----- Records for the task
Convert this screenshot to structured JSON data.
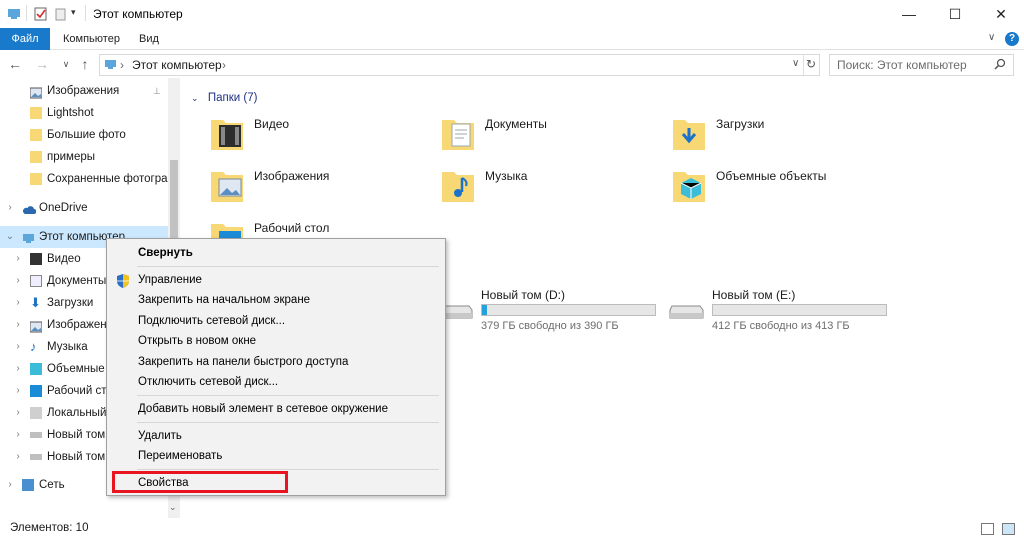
{
  "window": {
    "title": "Этот компьютер",
    "minimize": "—",
    "maximize": "☐",
    "close": "✕"
  },
  "ribbon": {
    "tabs": [
      "Файл",
      "Компьютер",
      "Вид"
    ],
    "expand": "∨",
    "help": "?"
  },
  "address": {
    "back": "←",
    "forward": "→",
    "recent": "∨",
    "up": "↑",
    "path_sep": "›",
    "path": "Этот компьютер",
    "path_tail": "›",
    "dropdown": "∨",
    "refresh": "↻"
  },
  "search": {
    "placeholder": "Поиск: Этот компьютер",
    "icon": "search-icon"
  },
  "nav": {
    "quick": [
      {
        "label": "Изображения",
        "pin": "📌"
      },
      {
        "label": "Lightshot"
      },
      {
        "label": "Большие фото"
      },
      {
        "label": "примеры"
      },
      {
        "label": "Сохраненные фотограф"
      }
    ],
    "onedrive": "OneDrive",
    "this_pc": "Этот компьютер",
    "pc_children": [
      "Видео",
      "Документы",
      "Загрузки",
      "Изображен",
      "Музыка",
      "Объемные",
      "Рабочий сто",
      "Локальный",
      "Новый том",
      "Новый том"
    ],
    "network": "Сеть"
  },
  "content": {
    "folders_header": "Папки (7)",
    "folders": [
      "Видео",
      "Документы",
      "Загрузки",
      "Изображения",
      "Музыка",
      "Объемные объекты",
      "Рабочий стол"
    ],
    "drives": [
      {
        "name": "Новый том (D:)",
        "free": "379 ГБ свободно из 390 ГБ",
        "used_fraction": 0.03
      },
      {
        "name": "Новый том (E:)",
        "free": "412 ГБ свободно из 413 ГБ",
        "used_fraction": 0.0
      }
    ]
  },
  "status": {
    "count": "Элементов: 10"
  },
  "context_menu": {
    "items": [
      "Свернуть",
      "Управление",
      "Закрепить на начальном экране",
      "Подключить сетевой диск...",
      "Открыть в новом окне",
      "Закрепить на панели быстрого доступа",
      "Отключить сетевой диск...",
      "Добавить новый элемент в сетевое окружение",
      "Удалить",
      "Переименовать",
      "Свойства"
    ]
  },
  "colors": {
    "accent": "#1979ca",
    "highlight_border": "#e8141f",
    "drive_fill": "#26a0da",
    "folder_yellow": "#f8d775"
  }
}
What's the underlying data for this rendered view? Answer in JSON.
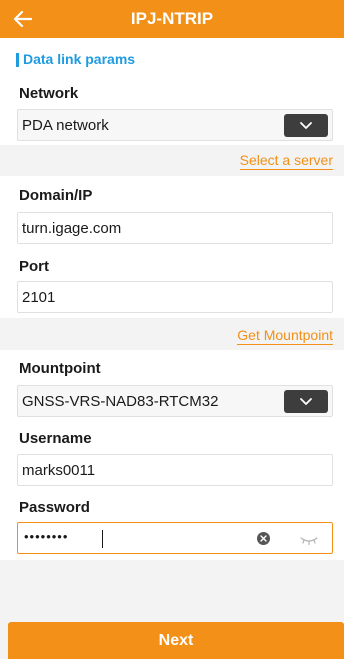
{
  "header": {
    "title": "IPJ-NTRIP"
  },
  "section": {
    "title": "Data link params"
  },
  "network": {
    "label": "Network",
    "value": "PDA network"
  },
  "select_server": {
    "label": "Select a server"
  },
  "domain": {
    "label": "Domain/IP",
    "value": "turn.igage.com"
  },
  "port": {
    "label": "Port",
    "value": "2101"
  },
  "get_mountpoint": {
    "label": "Get Mountpoint"
  },
  "mountpoint": {
    "label": "Mountpoint",
    "value": "GNSS-VRS-NAD83-RTCM32"
  },
  "username": {
    "label": "Username",
    "value": "marks0011"
  },
  "password": {
    "label": "Password",
    "masked": "••••••••"
  },
  "footer": {
    "next_label": "Next"
  },
  "colors": {
    "accent": "#f29018",
    "section_blue": "#1f9be0",
    "dropdown_btn": "#3d3d3d",
    "band_bg": "#f3f3f3"
  }
}
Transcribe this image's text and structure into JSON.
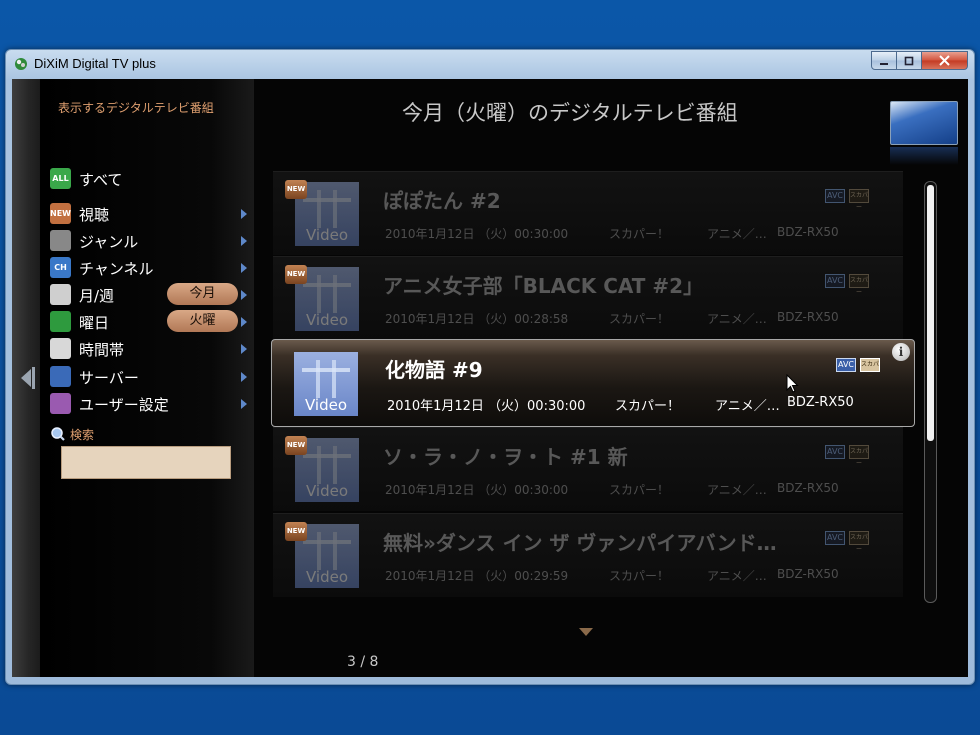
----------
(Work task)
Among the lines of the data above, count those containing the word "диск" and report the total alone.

(Answer to the problem)
2